Muscle growth occurs at different rates depending on age, sex, and genetics. In addition, muscle growth increases when exercise is consistent, challenging, long-term, and followed with enough rest. If there is insufficient rest between resistance training workouts, the muscle group cannot repair, fitness progression and muscle growth are slow, and the risk of injury increases. Also, the same muscle groups should not be challenged on two consecutive days.

Heritability of Skeletal Muscle Traits

Current studies are revealing the impact genetic factors have on muscle traits. For example, several studies have estimated the heritability of grip strength between 30 and 50%. In addition, recent twin studies found heritability for muscle strength ranging from 30 to 85%. In another twin study, lean body mass was reported to be 80% heritable

Studies show that T levels in men and women have about 20% heritability and are influenced by the combined effects of several genetic variants and genes. In men, high levels of inherited T were beneficial, such as reducing the risk of diabetes mellitus.

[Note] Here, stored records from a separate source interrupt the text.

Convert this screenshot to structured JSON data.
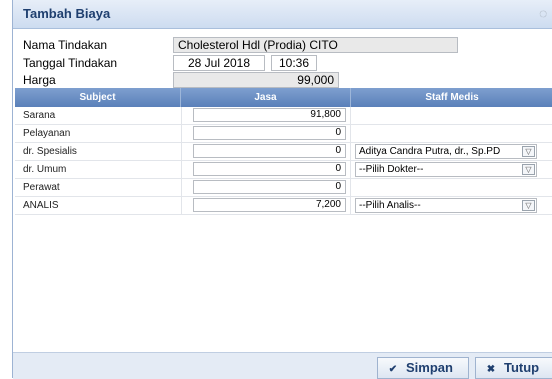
{
  "dialog": {
    "title": "Tambah Biaya"
  },
  "form": {
    "nama_tindakan_label": "Nama Tindakan",
    "nama_tindakan_value": "Cholesterol Hdl (Prodia) CITO",
    "tanggal_label": "Tanggal Tindakan",
    "tanggal_date": "28 Jul 2018",
    "tanggal_time": "10:36",
    "harga_label": "Harga",
    "harga_value": "99,000"
  },
  "grid": {
    "headers": [
      "Subject",
      "Jasa",
      "Staff Medis"
    ],
    "rows": [
      {
        "subject": "Sarana",
        "jasa": "91,800",
        "staff": ""
      },
      {
        "subject": "Pelayanan",
        "jasa": "0",
        "staff": ""
      },
      {
        "subject": "dr. Spesialis",
        "jasa": "0",
        "staff": "Aditya Candra Putra, dr., Sp.PD"
      },
      {
        "subject": "dr. Umum",
        "jasa": "0",
        "staff": "--Pilih Dokter--"
      },
      {
        "subject": "Perawat",
        "jasa": "0",
        "staff": ""
      },
      {
        "subject": "ANALIS",
        "jasa": "7,200",
        "staff": "--Pilih Analis--"
      }
    ]
  },
  "buttons": {
    "simpan": "Simpan",
    "tutup": "Tutup"
  },
  "icons": {
    "close": "close-icon",
    "check": "check-icon",
    "x": "x-icon",
    "dropdown": "chevron-down-icon"
  },
  "colors": {
    "header": "#5a80b9",
    "title": "#1f3f6f"
  }
}
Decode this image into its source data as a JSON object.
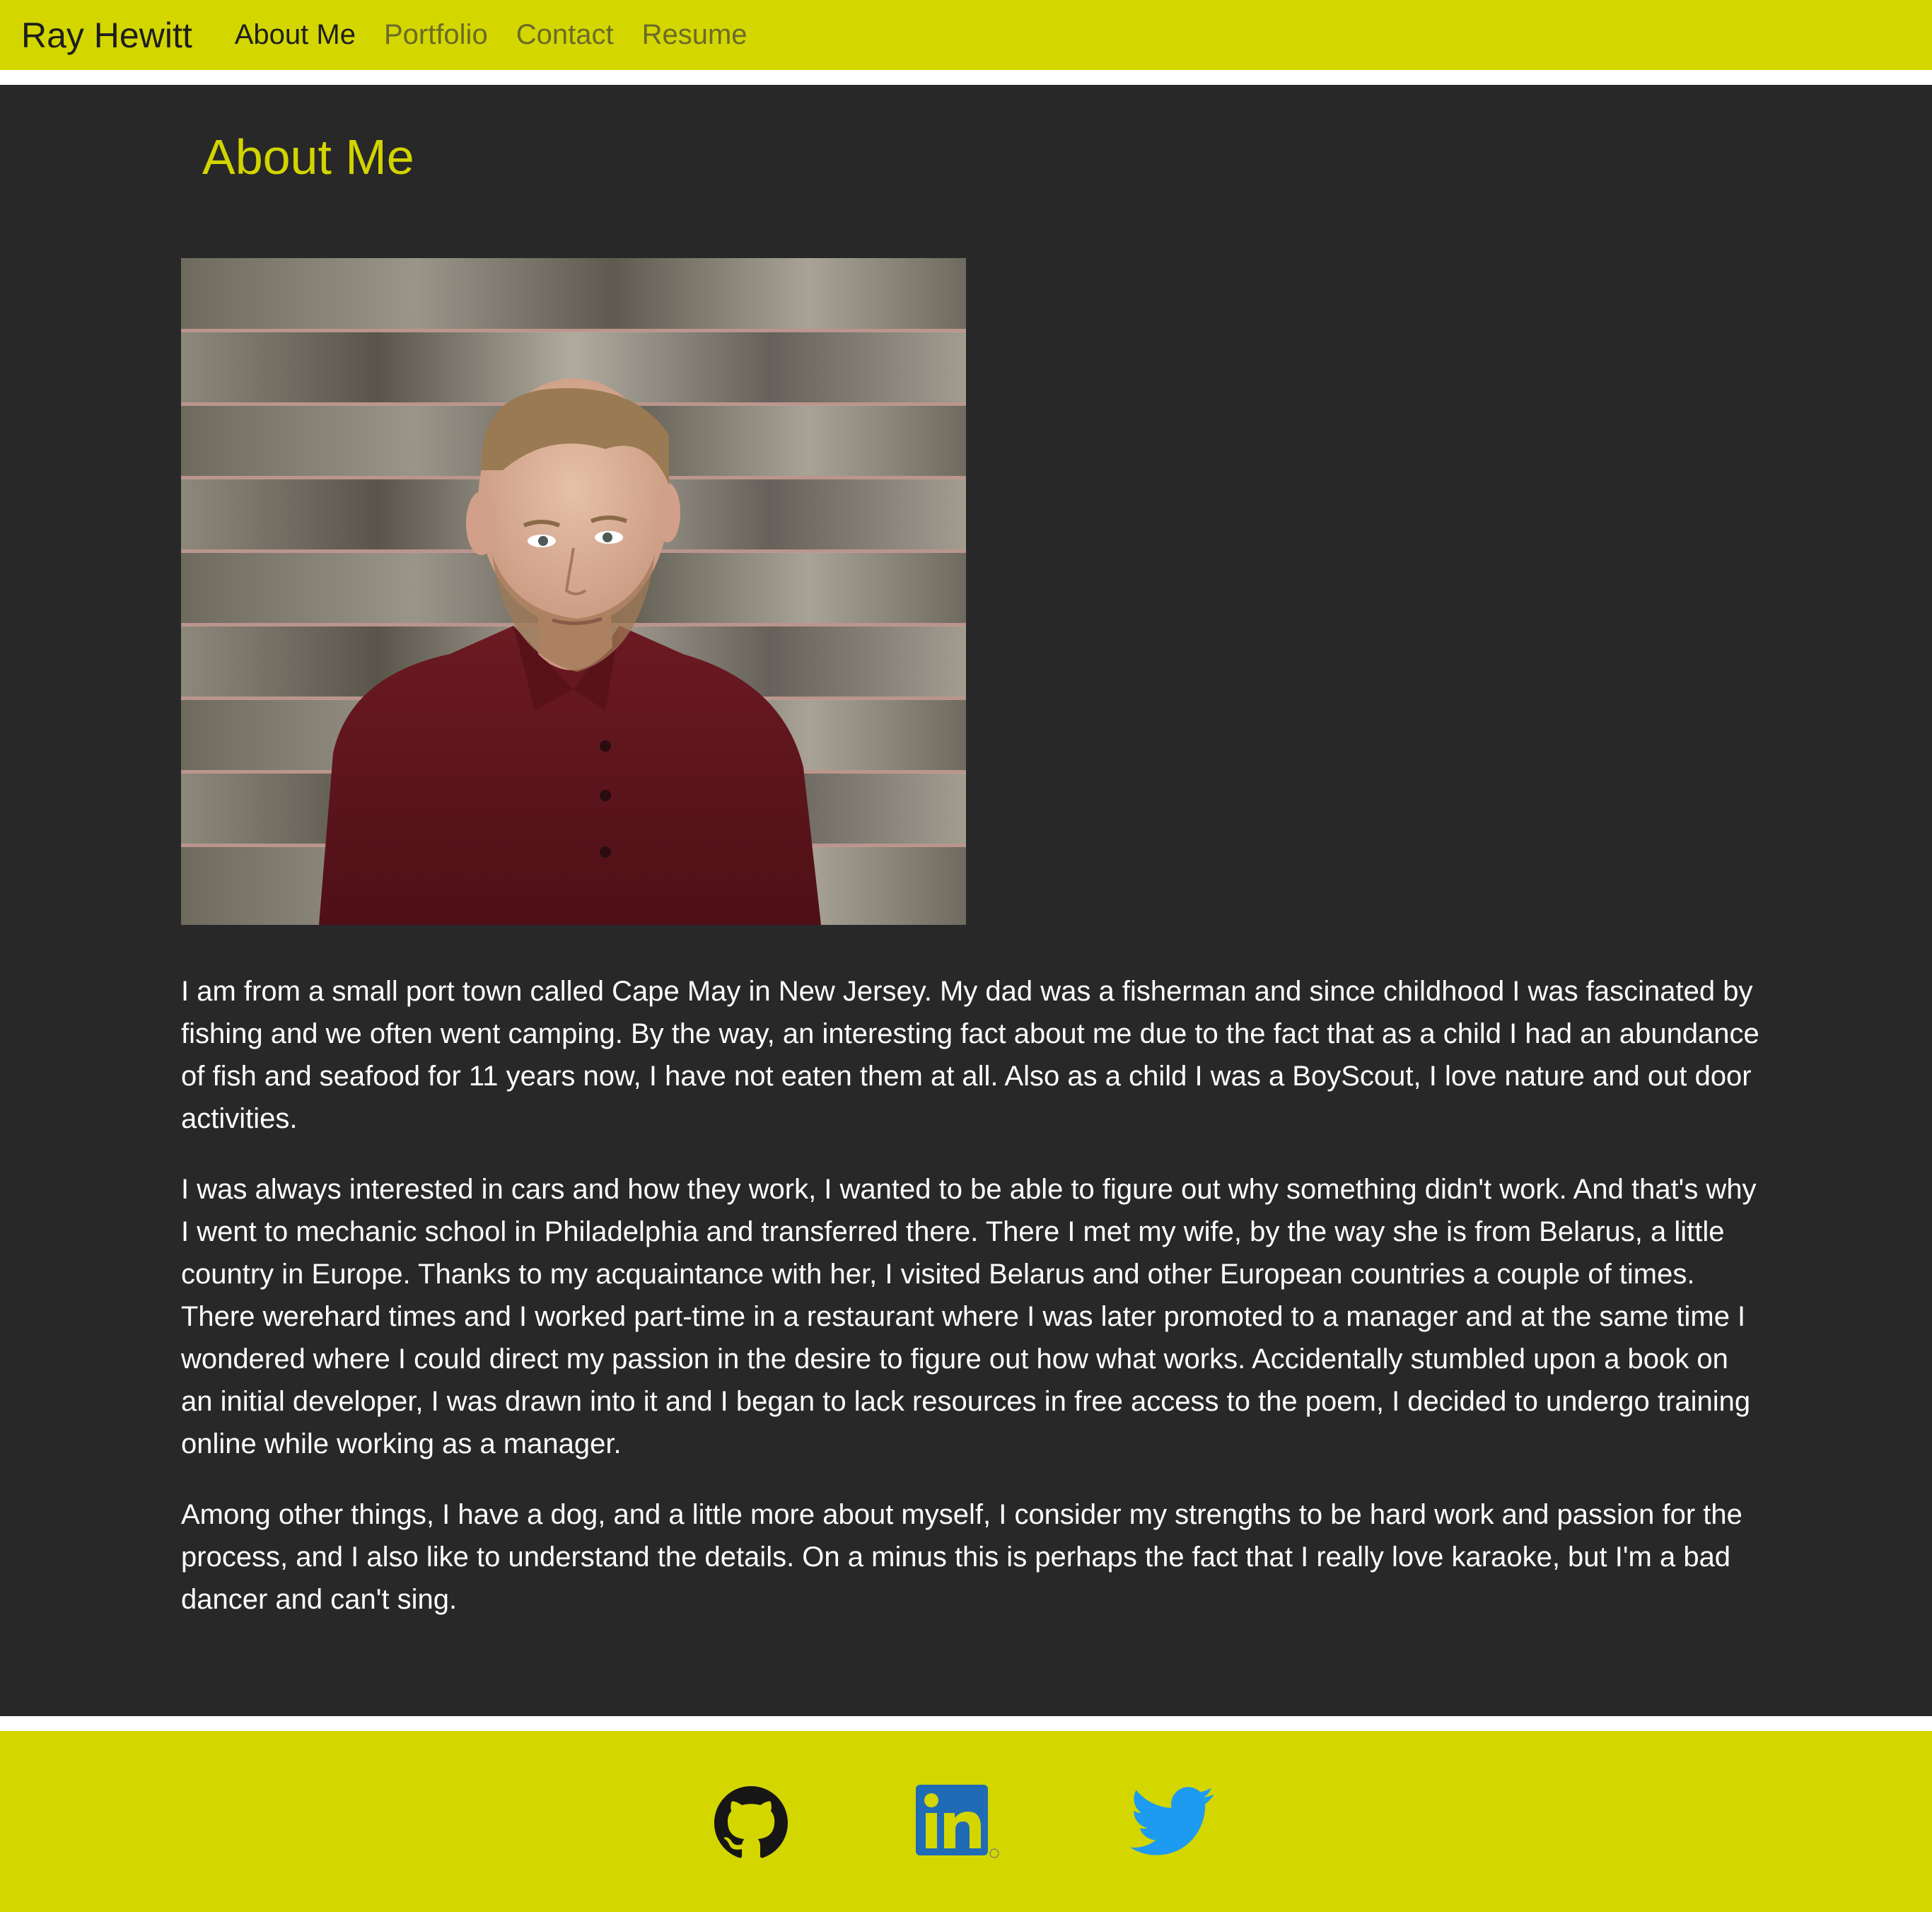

In contrast, high testosterone in women was detrimental, increasing the risk of many hormone-sensitive cancers and metabolic disorders.

TRT Can Help Prevent Muscle Atrophy in Men Unable to Exercise

Numerous studies have confirmed the correlation between low T and frailty in men. Randomized studies support the benefits of TRT on muscle volume and strength among men with low T levels. Results of a study suggest that T therapy may help retain muscle in men with limited mobility who cannot exercise. 

Testosterone therapy improved insulin resistance, glucose metabolism, and body composition in frail men with mobility issues and testosterone deficiency. These changes resulted in improved physical function and improved overall quality of life. The study suggests it is warranted to explore the potential usefulness of T treatment to counteract and slow the progression of muscle loss for men unable to exercise.

It is more difficult to increase muscle with age. To make matters worse, most men start losing muscle around age 30 and lose 3–5% of their muscle mass per decade. While the decrease in muscle can be lessened through resistance training and proper nutrition, decreased testosterone levels make it more difficult. If building or retaining muscle has become exceedingly difficult, or you are experiencing other symptoms of hypogonadism, a medical evaluation may be in order. Mainstream medicine is finally beginning to recognize the importance of having healthy T levels.

Marius and its logo are registered trademark of Marius Pharmaceuticals LLC. This website is intended for US residents only and is not a substitute for medical advice.
© 2023 Marius Pharmaceuticals. All right reserved.